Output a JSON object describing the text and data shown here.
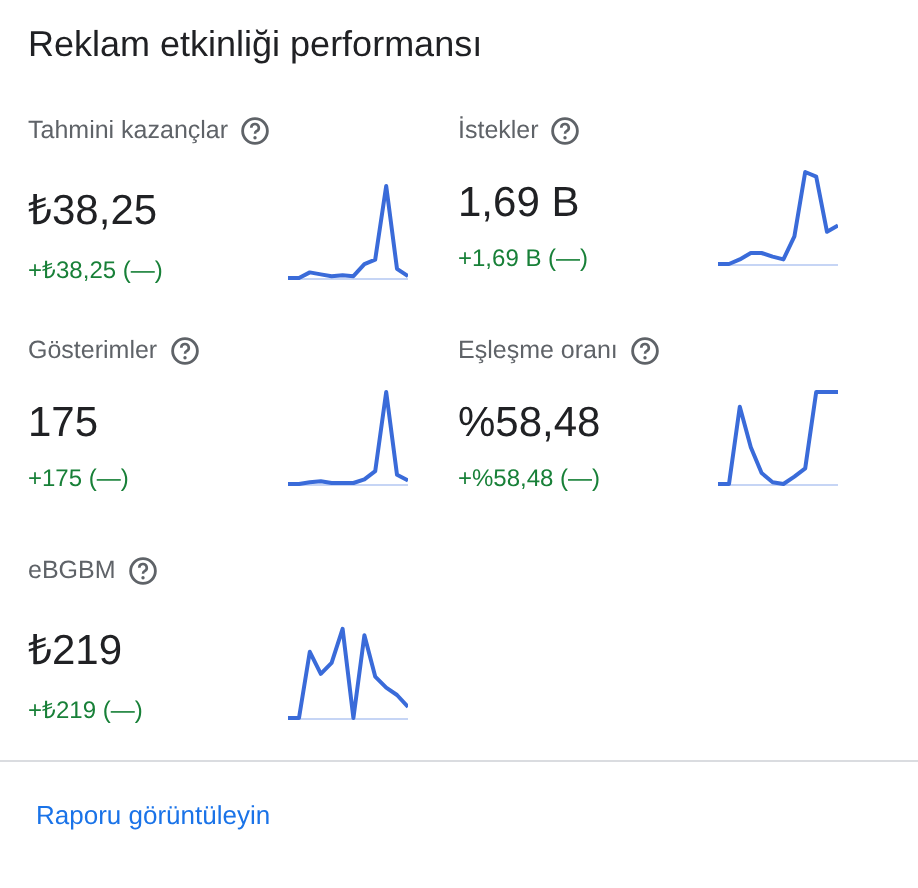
{
  "title": "Reklam etkinliği performansı",
  "metrics": [
    {
      "label": "Tahmini kazançlar",
      "value": "₺38,25",
      "change": "+₺38,25 (—)"
    },
    {
      "label": "İstekler",
      "value": "1,69 B",
      "change": "+1,69 B (—)"
    },
    {
      "label": "Gösterimler",
      "value": "175",
      "change": "+175 (—)"
    },
    {
      "label": "Eşleşme oranı",
      "value": "%58,48",
      "change": "+%58,48 (—)"
    },
    {
      "label": "eBGBM",
      "value": "₺219",
      "change": "+₺219 (—)"
    }
  ],
  "link": "Raporu görüntüleyin"
}
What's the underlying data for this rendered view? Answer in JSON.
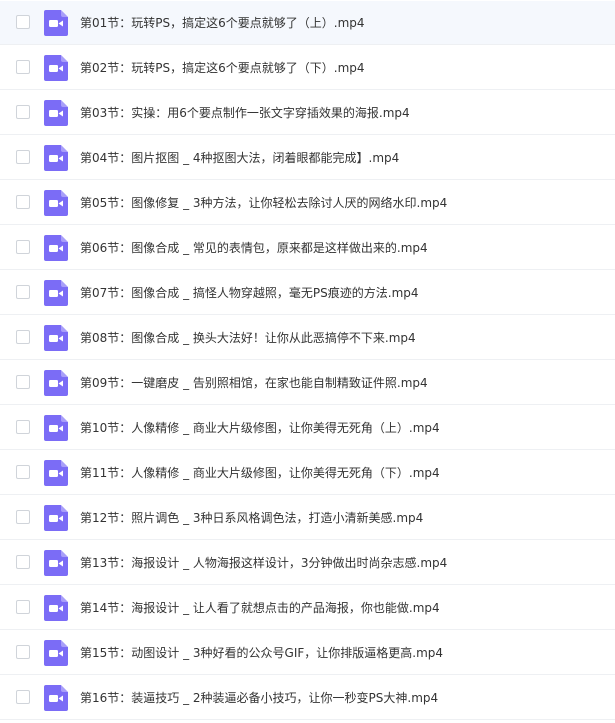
{
  "colors": {
    "icon_fill": "#7b6cf6",
    "icon_glyph": "#ffffff",
    "selected_row_bg": "#f5f8fd",
    "row_divider": "#eef0f3",
    "text": "#333333"
  },
  "file_icon": "video-file-icon",
  "files": [
    {
      "name": "第01节：玩转PS，搞定这6个要点就够了（上）.mp4"
    },
    {
      "name": "第02节：玩转PS，搞定这6个要点就够了（下）.mp4"
    },
    {
      "name": "第03节：实操：用6个要点制作一张文字穿插效果的海报.mp4"
    },
    {
      "name": "第04节：图片抠图 _ 4种抠图大法，闭着眼都能完成】.mp4"
    },
    {
      "name": "第05节：图像修复 _ 3种方法，让你轻松去除讨人厌的网络水印.mp4"
    },
    {
      "name": "第06节：图像合成 _ 常见的表情包，原来都是这样做出来的.mp4"
    },
    {
      "name": "第07节：图像合成 _ 搞怪人物穿越照，毫无PS痕迹的方法.mp4"
    },
    {
      "name": "第08节：图像合成 _ 换头大法好！让你从此恶搞停不下来.mp4"
    },
    {
      "name": "第09节：一键磨皮 _ 告别照相馆，在家也能自制精致证件照.mp4"
    },
    {
      "name": "第10节：人像精修 _ 商业大片级修图，让你美得无死角（上）.mp4"
    },
    {
      "name": "第11节：人像精修 _ 商业大片级修图，让你美得无死角（下）.mp4"
    },
    {
      "name": "第12节：照片调色 _ 3种日系风格调色法，打造小清新美感.mp4"
    },
    {
      "name": "第13节：海报设计 _ 人物海报这样设计，3分钟做出时尚杂志感.mp4"
    },
    {
      "name": "第14节：海报设计 _ 让人看了就想点击的产品海报，你也能做.mp4"
    },
    {
      "name": "第15节：动图设计 _ 3种好看的公众号GIF，让你排版逼格更高.mp4"
    },
    {
      "name": "第16节：装逼技巧 _ 2种装逼必备小技巧，让你一秒变PS大神.mp4"
    }
  ]
}
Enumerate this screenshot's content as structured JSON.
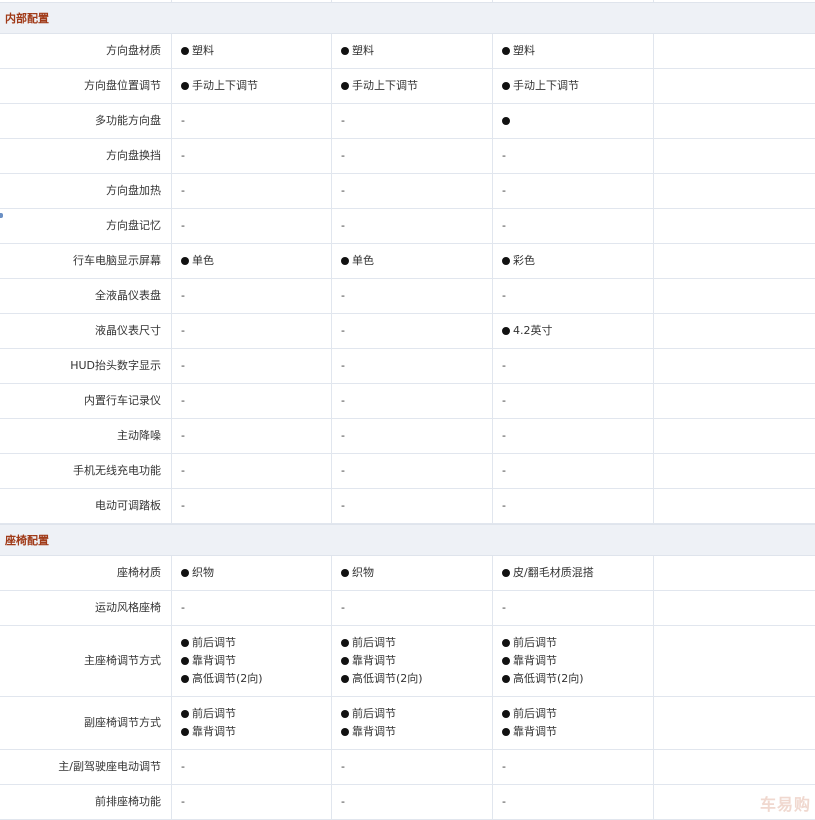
{
  "sections": [
    {
      "title": "内部配置",
      "rows": [
        {
          "label": "方向盘材质",
          "h": 35,
          "cells": [
            [
              {
                "dot": true,
                "text": "塑料"
              }
            ],
            [
              {
                "dot": true,
                "text": "塑料"
              }
            ],
            [
              {
                "dot": true,
                "text": "塑料"
              }
            ],
            []
          ]
        },
        {
          "label": "方向盘位置调节",
          "h": 35,
          "cells": [
            [
              {
                "dot": true,
                "text": "手动上下调节"
              }
            ],
            [
              {
                "dot": true,
                "text": "手动上下调节"
              }
            ],
            [
              {
                "dot": true,
                "text": "手动上下调节"
              }
            ],
            []
          ]
        },
        {
          "label": "多功能方向盘",
          "h": 35,
          "cells": [
            [
              {
                "dot": false,
                "text": "-"
              }
            ],
            [
              {
                "dot": false,
                "text": "-"
              }
            ],
            [
              {
                "dot": true,
                "text": ""
              }
            ],
            []
          ]
        },
        {
          "label": "方向盘换挡",
          "h": 35,
          "cells": [
            [
              {
                "dot": false,
                "text": "-"
              }
            ],
            [
              {
                "dot": false,
                "text": "-"
              }
            ],
            [
              {
                "dot": false,
                "text": "-"
              }
            ],
            []
          ]
        },
        {
          "label": "方向盘加热",
          "h": 35,
          "cells": [
            [
              {
                "dot": false,
                "text": "-"
              }
            ],
            [
              {
                "dot": false,
                "text": "-"
              }
            ],
            [
              {
                "dot": false,
                "text": "-"
              }
            ],
            []
          ]
        },
        {
          "label": "方向盘记忆",
          "h": 35,
          "cells": [
            [
              {
                "dot": false,
                "text": "-"
              }
            ],
            [
              {
                "dot": false,
                "text": "-"
              }
            ],
            [
              {
                "dot": false,
                "text": "-"
              }
            ],
            []
          ]
        },
        {
          "label": "行车电脑显示屏幕",
          "h": 35,
          "cells": [
            [
              {
                "dot": true,
                "text": "单色"
              }
            ],
            [
              {
                "dot": true,
                "text": "单色"
              }
            ],
            [
              {
                "dot": true,
                "text": "彩色"
              }
            ],
            []
          ]
        },
        {
          "label": "全液晶仪表盘",
          "h": 35,
          "cells": [
            [
              {
                "dot": false,
                "text": "-"
              }
            ],
            [
              {
                "dot": false,
                "text": "-"
              }
            ],
            [
              {
                "dot": false,
                "text": "-"
              }
            ],
            []
          ]
        },
        {
          "label": "液晶仪表尺寸",
          "h": 35,
          "cells": [
            [
              {
                "dot": false,
                "text": "-"
              }
            ],
            [
              {
                "dot": false,
                "text": "-"
              }
            ],
            [
              {
                "dot": true,
                "text": "4.2英寸"
              }
            ],
            []
          ]
        },
        {
          "label": "HUD抬头数字显示",
          "h": 35,
          "cells": [
            [
              {
                "dot": false,
                "text": "-"
              }
            ],
            [
              {
                "dot": false,
                "text": "-"
              }
            ],
            [
              {
                "dot": false,
                "text": "-"
              }
            ],
            []
          ]
        },
        {
          "label": "内置行车记录仪",
          "h": 35,
          "cells": [
            [
              {
                "dot": false,
                "text": "-"
              }
            ],
            [
              {
                "dot": false,
                "text": "-"
              }
            ],
            [
              {
                "dot": false,
                "text": "-"
              }
            ],
            []
          ]
        },
        {
          "label": "主动降噪",
          "h": 35,
          "cells": [
            [
              {
                "dot": false,
                "text": "-"
              }
            ],
            [
              {
                "dot": false,
                "text": "-"
              }
            ],
            [
              {
                "dot": false,
                "text": "-"
              }
            ],
            []
          ]
        },
        {
          "label": "手机无线充电功能",
          "h": 35,
          "cells": [
            [
              {
                "dot": false,
                "text": "-"
              }
            ],
            [
              {
                "dot": false,
                "text": "-"
              }
            ],
            [
              {
                "dot": false,
                "text": "-"
              }
            ],
            []
          ]
        },
        {
          "label": "电动可调踏板",
          "h": 35,
          "cells": [
            [
              {
                "dot": false,
                "text": "-"
              }
            ],
            [
              {
                "dot": false,
                "text": "-"
              }
            ],
            [
              {
                "dot": false,
                "text": "-"
              }
            ],
            []
          ]
        }
      ]
    },
    {
      "title": "座椅配置",
      "rows": [
        {
          "label": "座椅材质",
          "h": 35,
          "cells": [
            [
              {
                "dot": true,
                "text": "织物"
              }
            ],
            [
              {
                "dot": true,
                "text": "织物"
              }
            ],
            [
              {
                "dot": true,
                "text": "皮/翻毛材质混搭"
              }
            ],
            []
          ]
        },
        {
          "label": "运动风格座椅",
          "h": 35,
          "cells": [
            [
              {
                "dot": false,
                "text": "-"
              }
            ],
            [
              {
                "dot": false,
                "text": "-"
              }
            ],
            [
              {
                "dot": false,
                "text": "-"
              }
            ],
            []
          ]
        },
        {
          "label": "主座椅调节方式",
          "h": 71,
          "cells": [
            [
              {
                "dot": true,
                "text": "前后调节"
              },
              {
                "dot": true,
                "text": "靠背调节"
              },
              {
                "dot": true,
                "text": "高低调节(2向)"
              }
            ],
            [
              {
                "dot": true,
                "text": "前后调节"
              },
              {
                "dot": true,
                "text": "靠背调节"
              },
              {
                "dot": true,
                "text": "高低调节(2向)"
              }
            ],
            [
              {
                "dot": true,
                "text": "前后调节"
              },
              {
                "dot": true,
                "text": "靠背调节"
              },
              {
                "dot": true,
                "text": "高低调节(2向)"
              }
            ],
            []
          ]
        },
        {
          "label": "副座椅调节方式",
          "h": 53,
          "cells": [
            [
              {
                "dot": true,
                "text": "前后调节"
              },
              {
                "dot": true,
                "text": "靠背调节"
              }
            ],
            [
              {
                "dot": true,
                "text": "前后调节"
              },
              {
                "dot": true,
                "text": "靠背调节"
              }
            ],
            [
              {
                "dot": true,
                "text": "前后调节"
              },
              {
                "dot": true,
                "text": "靠背调节"
              }
            ],
            []
          ]
        },
        {
          "label": "主/副驾驶座电动调节",
          "h": 35,
          "cells": [
            [
              {
                "dot": false,
                "text": "-"
              }
            ],
            [
              {
                "dot": false,
                "text": "-"
              }
            ],
            [
              {
                "dot": false,
                "text": "-"
              }
            ],
            []
          ]
        },
        {
          "label": "前排座椅功能",
          "h": 35,
          "cells": [
            [
              {
                "dot": false,
                "text": "-"
              }
            ],
            [
              {
                "dot": false,
                "text": "-"
              }
            ],
            [
              {
                "dot": false,
                "text": "-"
              }
            ],
            []
          ]
        }
      ]
    }
  ],
  "watermark": "车易购"
}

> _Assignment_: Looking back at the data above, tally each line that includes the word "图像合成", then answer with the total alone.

> _Exercise result_: 3